Content starts
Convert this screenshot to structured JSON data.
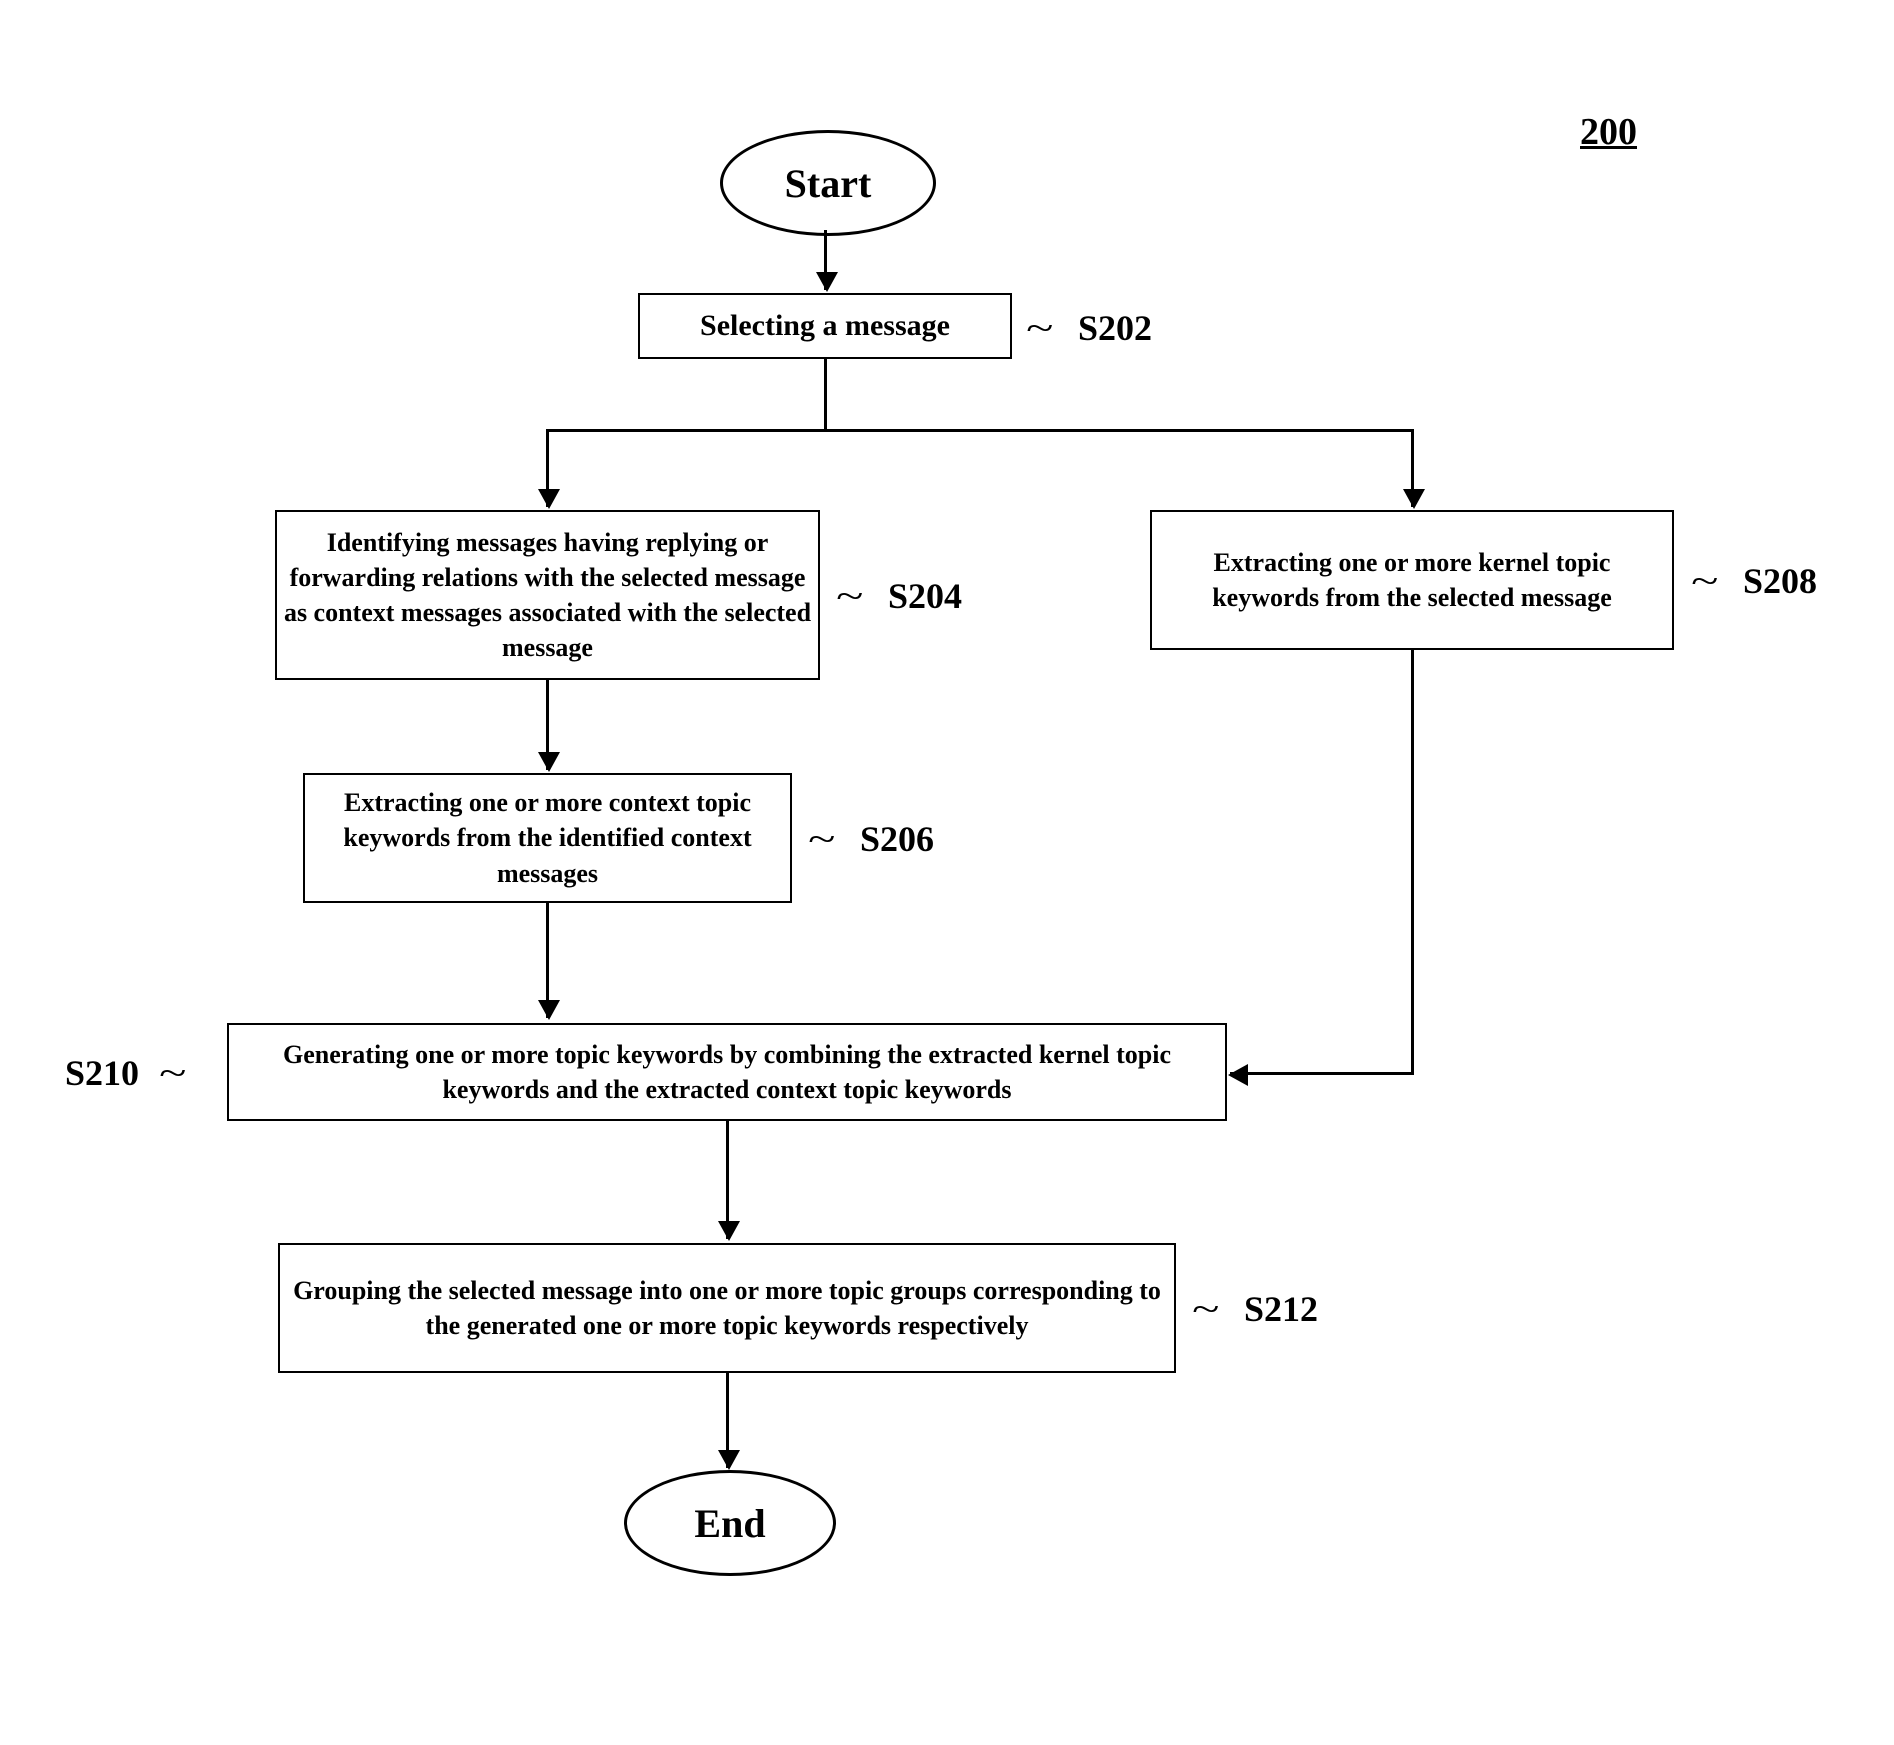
{
  "figure_label": "200",
  "start": "Start",
  "end": "End",
  "steps": {
    "s202": {
      "id": "S202",
      "text": "Selecting a message"
    },
    "s204": {
      "id": "S204",
      "text": "Identifying messages having replying or forwarding relations with the selected message as context messages associated with the selected message"
    },
    "s206": {
      "id": "S206",
      "text": "Extracting one or more context topic keywords from the identified context messages"
    },
    "s208": {
      "id": "S208",
      "text": "Extracting one or more kernel topic keywords from the selected message"
    },
    "s210": {
      "id": "S210",
      "text": "Generating one or more topic keywords by combining the extracted kernel topic keywords and the extracted context topic keywords"
    },
    "s212": {
      "id": "S212",
      "text": "Grouping the selected message into one or more topic groups corresponding to the generated one or more topic keywords respectively"
    }
  },
  "chart_data": {
    "type": "flowchart",
    "nodes": [
      {
        "id": "start",
        "kind": "terminal",
        "label": "Start"
      },
      {
        "id": "S202",
        "kind": "process",
        "label": "Selecting a message"
      },
      {
        "id": "S204",
        "kind": "process",
        "label": "Identifying messages having replying or forwarding relations with the selected message as context messages associated with the selected message"
      },
      {
        "id": "S206",
        "kind": "process",
        "label": "Extracting one or more context topic keywords from the identified context messages"
      },
      {
        "id": "S208",
        "kind": "process",
        "label": "Extracting one or more kernel topic keywords from the selected message"
      },
      {
        "id": "S210",
        "kind": "process",
        "label": "Generating one or more topic keywords by combining the extracted kernel topic keywords and the extracted context topic keywords"
      },
      {
        "id": "S212",
        "kind": "process",
        "label": "Grouping the selected message into one or more topic groups corresponding to the generated one or more topic keywords respectively"
      },
      {
        "id": "end",
        "kind": "terminal",
        "label": "End"
      }
    ],
    "edges": [
      {
        "from": "start",
        "to": "S202"
      },
      {
        "from": "S202",
        "to": "S204"
      },
      {
        "from": "S202",
        "to": "S208"
      },
      {
        "from": "S204",
        "to": "S206"
      },
      {
        "from": "S206",
        "to": "S210"
      },
      {
        "from": "S208",
        "to": "S210"
      },
      {
        "from": "S210",
        "to": "S212"
      },
      {
        "from": "S212",
        "to": "end"
      }
    ]
  }
}
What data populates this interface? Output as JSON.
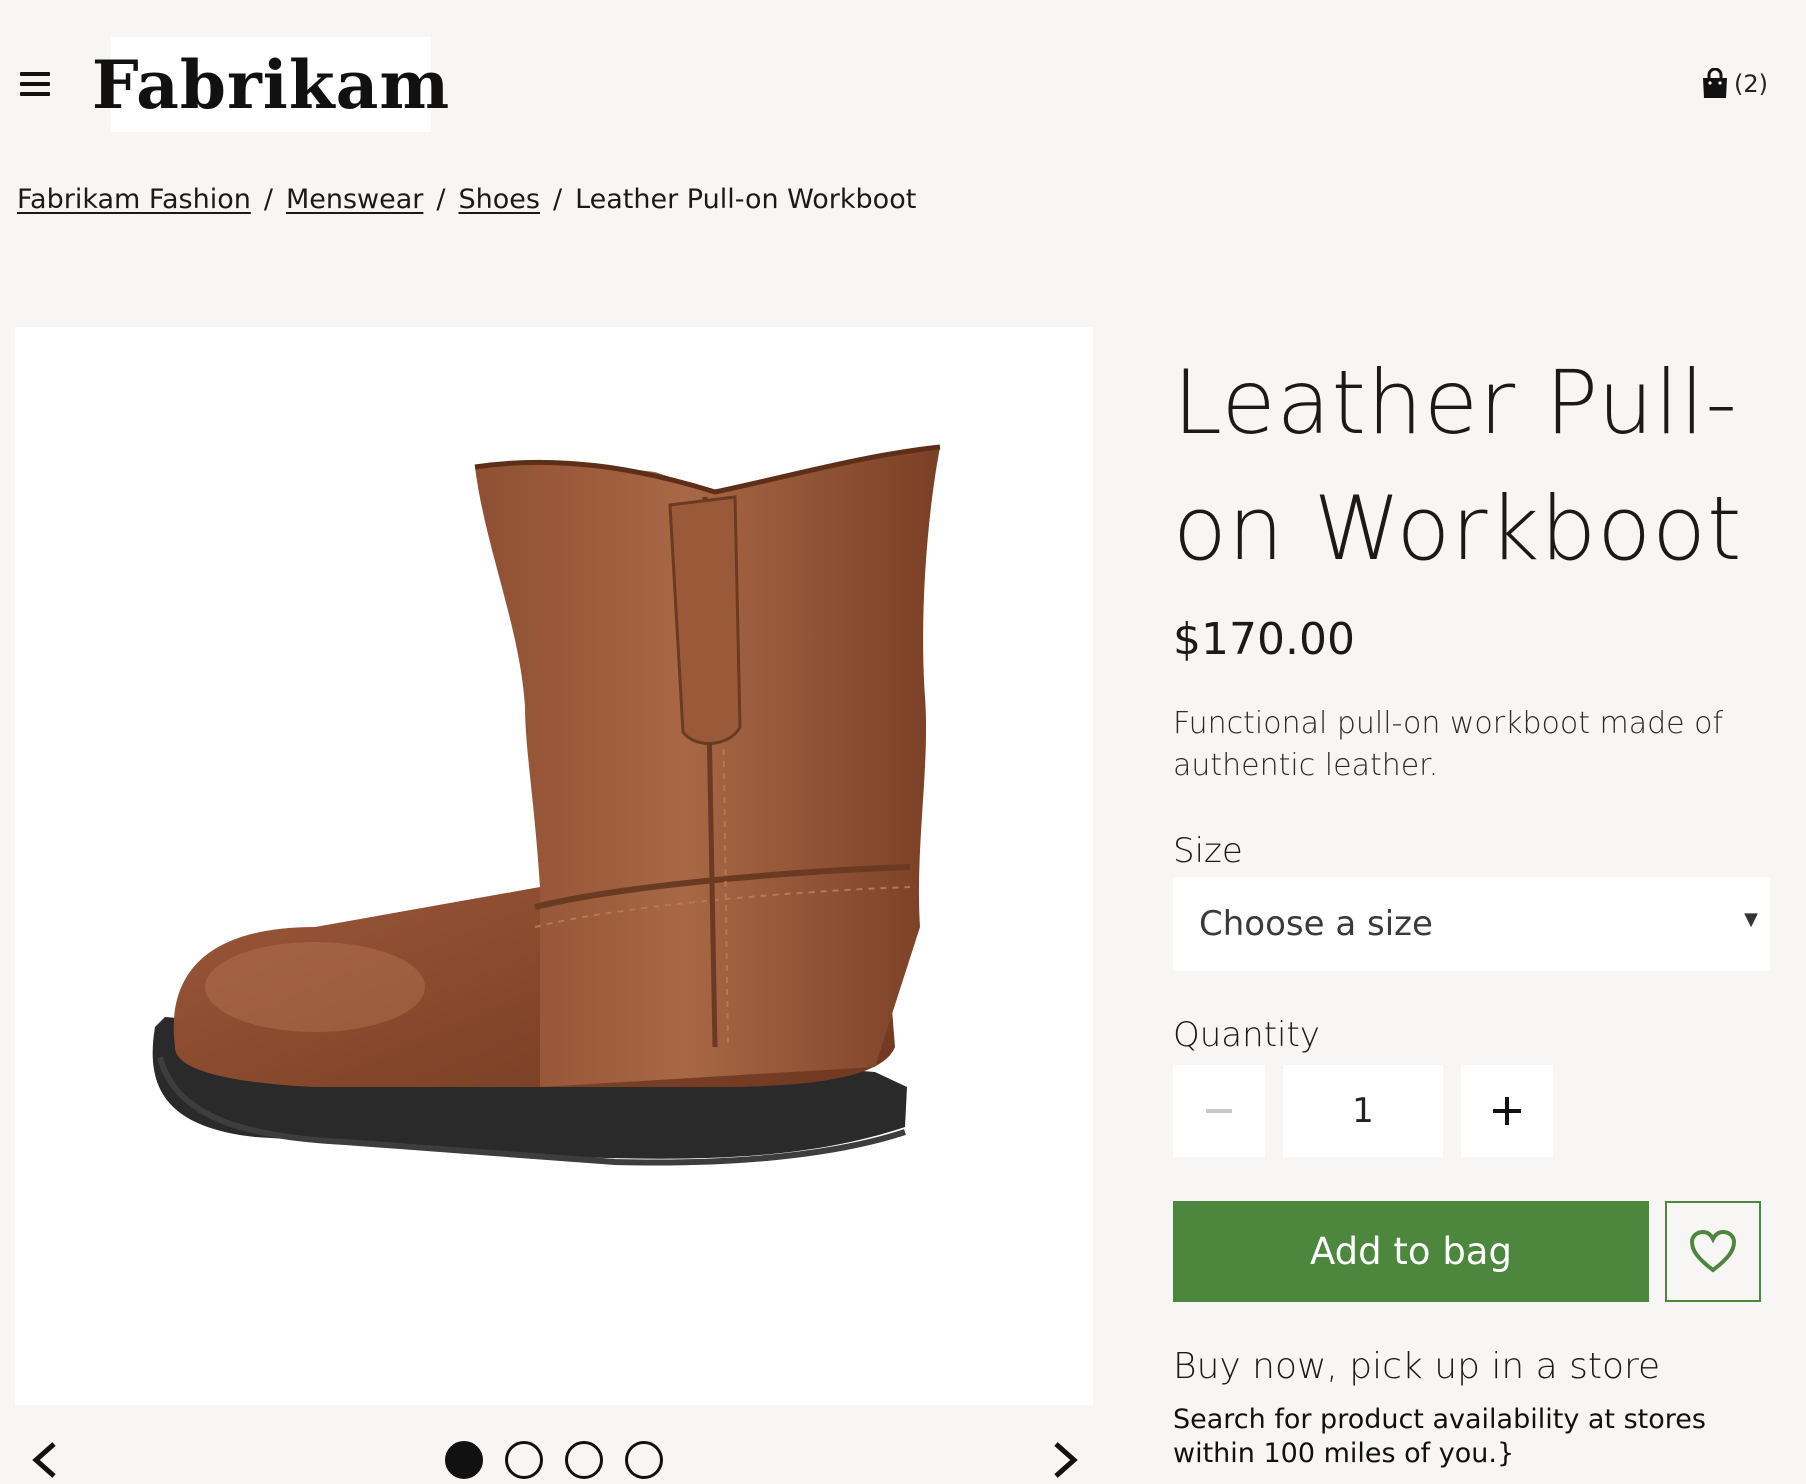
{
  "header": {
    "logo_text": "Fabrikam",
    "cart_count": "(2)"
  },
  "breadcrumb": {
    "items": [
      "Fabrikam Fashion",
      "Menswear",
      "Shoes"
    ],
    "current": "Leather Pull-on Workboot",
    "separator": "/"
  },
  "gallery": {
    "dot_count": 4,
    "active_index": 0
  },
  "product": {
    "title_line1": "Leather Pull-",
    "title_line2": "on Workboot",
    "price": "$170.00",
    "description": "Functional pull-on workboot made of authentic leather.",
    "size_label": "Size",
    "size_placeholder": "Choose a size",
    "quantity_label": "Quantity",
    "quantity_value": "1",
    "add_to_bag_label": "Add to bag",
    "pickup_title": "Buy now, pick up in a store",
    "pickup_text": "Search for product availability at stores within 100 miles of you.}"
  },
  "colors": {
    "accent": "#4c873d",
    "background": "#f7f6f4",
    "boot_leather": "#8a4a2e"
  },
  "icons": [
    "menu-icon",
    "shopping-bag-icon",
    "chevron-left-icon",
    "chevron-right-icon",
    "minus-icon",
    "plus-icon",
    "heart-icon"
  ]
}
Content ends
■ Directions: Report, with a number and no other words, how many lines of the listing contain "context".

■ Response: 6